Task prompt: Quote the records that follow in full and exactly; leave out the pictures.

Input material:
^^^^
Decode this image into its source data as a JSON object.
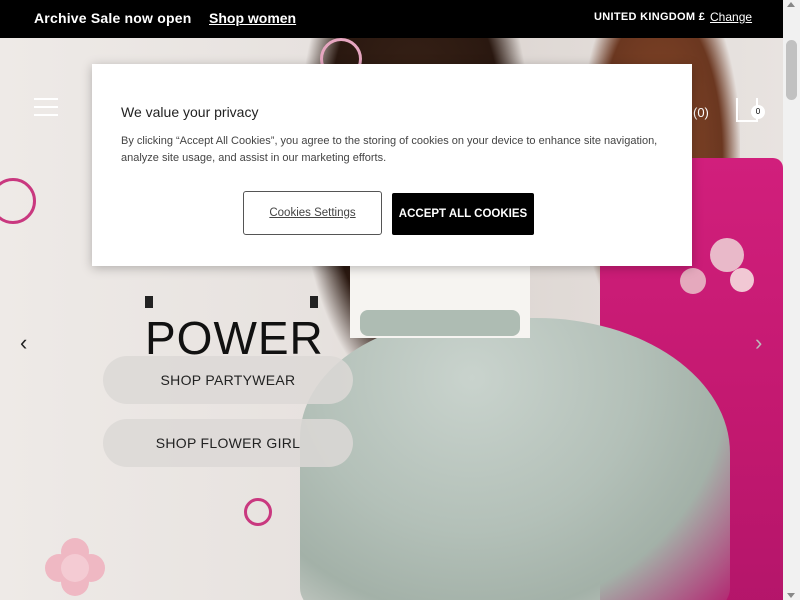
{
  "announcement": {
    "promo_text": "Archive Sale now open",
    "shop_link": "Shop women",
    "region": "UNITED KINGDOM £",
    "change_link": "Change"
  },
  "header": {
    "wishlist_count": "(0)",
    "bag_count": "0"
  },
  "hero": {
    "headline": "POWER",
    "buttons": [
      {
        "label": "SHOP PARTYWEAR"
      },
      {
        "label": "SHOP FLOWER GIRL"
      }
    ],
    "prev_icon": "chevron-left-icon",
    "next_icon": "chevron-right-icon"
  },
  "cookie_modal": {
    "title": "We value your privacy",
    "body": "By clicking “Accept All Cookies”, you agree to the storing of cookies on your device to enhance site navigation, analyze site usage, and assist in our marketing efforts.",
    "settings_label": "Cookies Settings",
    "accept_label": "ACCEPT ALL COOKIES"
  },
  "colors": {
    "topbar_bg": "#000000",
    "accent_pink": "#c2186f",
    "skirt_green": "#b3c0b8"
  }
}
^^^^
Task answer:
Decode this image into its source data as a JSON object.
{
  "announcement": {
    "promo_text": "Archive Sale now open",
    "shop_link": "Shop women",
    "region": "UNITED KINGDOM £",
    "change_link": "Change"
  },
  "header": {
    "wishlist_count": "(0)",
    "bag_count": "0"
  },
  "hero": {
    "headline": "POWER",
    "buttons": [
      {
        "label": "SHOP PARTYWEAR"
      },
      {
        "label": "SHOP FLOWER GIRL"
      }
    ],
    "prev_icon": "chevron-left-icon",
    "next_icon": "chevron-right-icon"
  },
  "cookie_modal": {
    "title": "We value your privacy",
    "body": "By clicking “Accept All Cookies”, you agree to the storing of cookies on your device to enhance site navigation, analyze site usage, and assist in our marketing efforts.",
    "settings_label": "Cookies Settings",
    "accept_label": "ACCEPT ALL COOKIES"
  },
  "colors": {
    "topbar_bg": "#000000",
    "accent_pink": "#c2186f",
    "skirt_green": "#b3c0b8"
  }
}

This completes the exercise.